“Sometimes you have to step back and realize your kid needs a break.”

That’s not always easy to do, especially when that kid continues to climb to the top of each level at which he performs. And considering wrestling resumé he continues to write, Drew doesn’t exactly want to walk away from a chance of claiming yet another tournament title.

And, Shelby says, the sport has done so much for her son that she certainly wants him to continue competing as long as he likes.

“I feel this is going to help Drew obtain a college education,” she said. “Not only is he an excellent wrestler, his GPA is between a 3.875 and 4.0 every trimester.
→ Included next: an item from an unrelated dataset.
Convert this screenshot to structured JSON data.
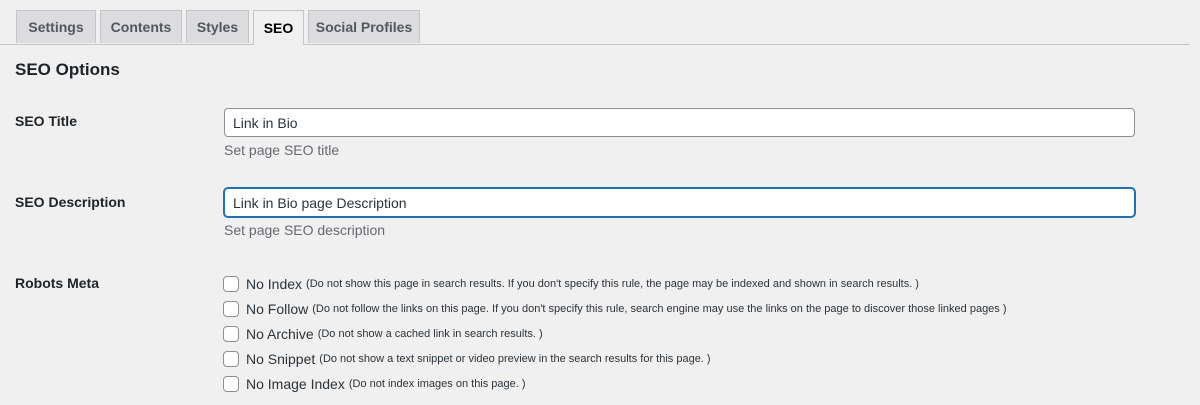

“I believe wrestling has taught Drew to be a disciplined person, because it’s a disciplined sport. The way he wrestles is the way he lives his life. He’s very disciplined in every aspect of his life and I think that’s because of wrestling.”

Even though he wrestles year-round, Hoskin does plan to play football and run track next year as an eighth-grader. And when he’s away from the mats, he said he also enjoys playing paint ball and going hunting or fishing.

He’ll be joined not only by his family Saturday but also Lyman Gilmore coaches Dave Lawell and Dennis Haack, who he said have helped develop his skills in the sport. He said he hopes to make both coaches proud in Selma Saturday.

“I usually set goals (for tournaments),” Drew said. “Usually I want to place in the top three. I just want to wrestle my toughest.

“If I do that, I’m 90 percent sure that I can place in the top three. That’s if I wrestle my best – which I’m going to.”

If he sounds confident, he said, it’s because that’s what the sport demands of its competitors.

“In wrestling you have to be confident,” he said. “Some guys get too cocky and end up losing. But you want to be confident so you don’t get psyched out when you wrestle a real good kid.

“You just want to be confident and give the kid a good challenge and maybe even win.”

Support Local Journalism

Support Local Journalism

Readers around Grass Valley and Nevada County make The Union’s work possible. Your financial contribution supports our efforts to deliver quality, locally relevant journalism.

Now more than ever, your support is critical to help us keep our community informed about the evolving coronavirus pandemic and the impact it is having locally. Every contribution, however large or small, will make a difference.

Your donation will help us continue to cover COVID-19 and our other vital local news.


Start a dialogue, stay on topic and be civil.
If you don't follow the rules, your comment may be deleted.

User Legend: iconModerator iconTrusted User